Fox, Nichols. (2002). Against the Machine: The Hidden Luddite Tradition in Literature, Art, and Individual Lives. Washington, DC: Island Press/Shearwater Books.

Glendinning, Chellis. (1990). "Notes Toward a New-Luddite Manifesto." Utne Reader 38(March/April): 50–53.

Sale, Kirkpatrick. (1995). Rebels Against the Future: The Luddites and Their War on the Industrial Revolution: Lessons for the Computer Age. Reading, MA: Addison-Wesley.

Winner, Langdon. (1986). The Whale and the Reactor: A Search for Limits in an Age of High Technology. Chicago: University of Chicago Press.

Cite this article
Pick a style below, and copy the text for your bibliography.

  • MLA
  • Chicago
  • APA

"Luddites and Luddism." Encyclopedia of Science, Technology, and Ethics. . 18 Apr. 2019 <>.

"Luddites and Luddism." Encyclopedia of Science, Technology, and Ethics. . (April 18, 2019).

"Luddites and Luddism." Encyclopedia of Science, Technology, and Ethics. . Retrieved April 18, 2019 from

Learn more about citation styles

Citation styles gives you the ability to cite reference entries and articles according to common styles from the Modern Language Association (MLA), The Chicago Manual of Style, and the American Psychological Association (APA).

Within the “Cite this article” tool, pick a style to see how all available information looks when formatted according to that style. Then, copy and paste the text into your bibliography or works cited list.

Because each style has its own formatting nuances that evolve over time and not all information is available for every reference entry or article, cannot guarantee each citation it generates.

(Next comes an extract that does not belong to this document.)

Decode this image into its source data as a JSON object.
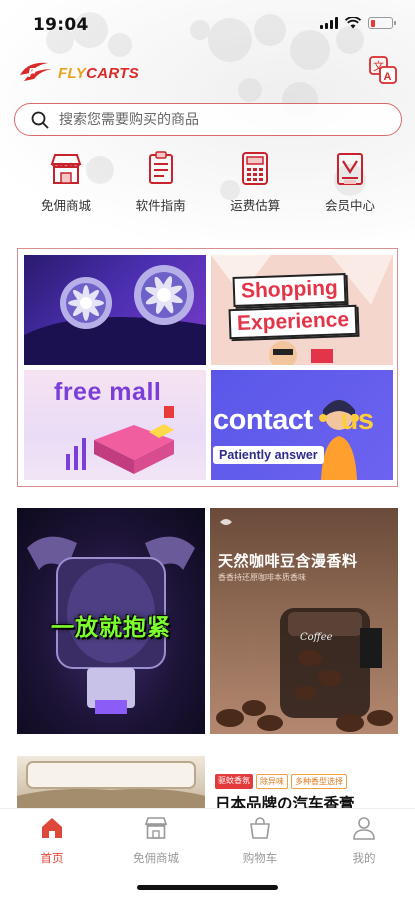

Therefore, it’s best to use citations as a starting point before checking the style against your school or publication’s requirements and the most-recent information available at these sites:

Modern Language Association

The Chicago Manual of Style

American Psychological Association

  • Most online reference entries and articles do not have page numbers. Therefore, that information is unavailable for most content. However, the date of retrieval is often important. Refer to each style’s convention regarding the best way to format page numbers and retrieval dates.
  • In addition to the MLA, Chicago, and APA styles, your school, university, publication, or institution may have its own requirements for citations. Therefore, be sure to refer to those guidelines when editing your bibliography or works cited list.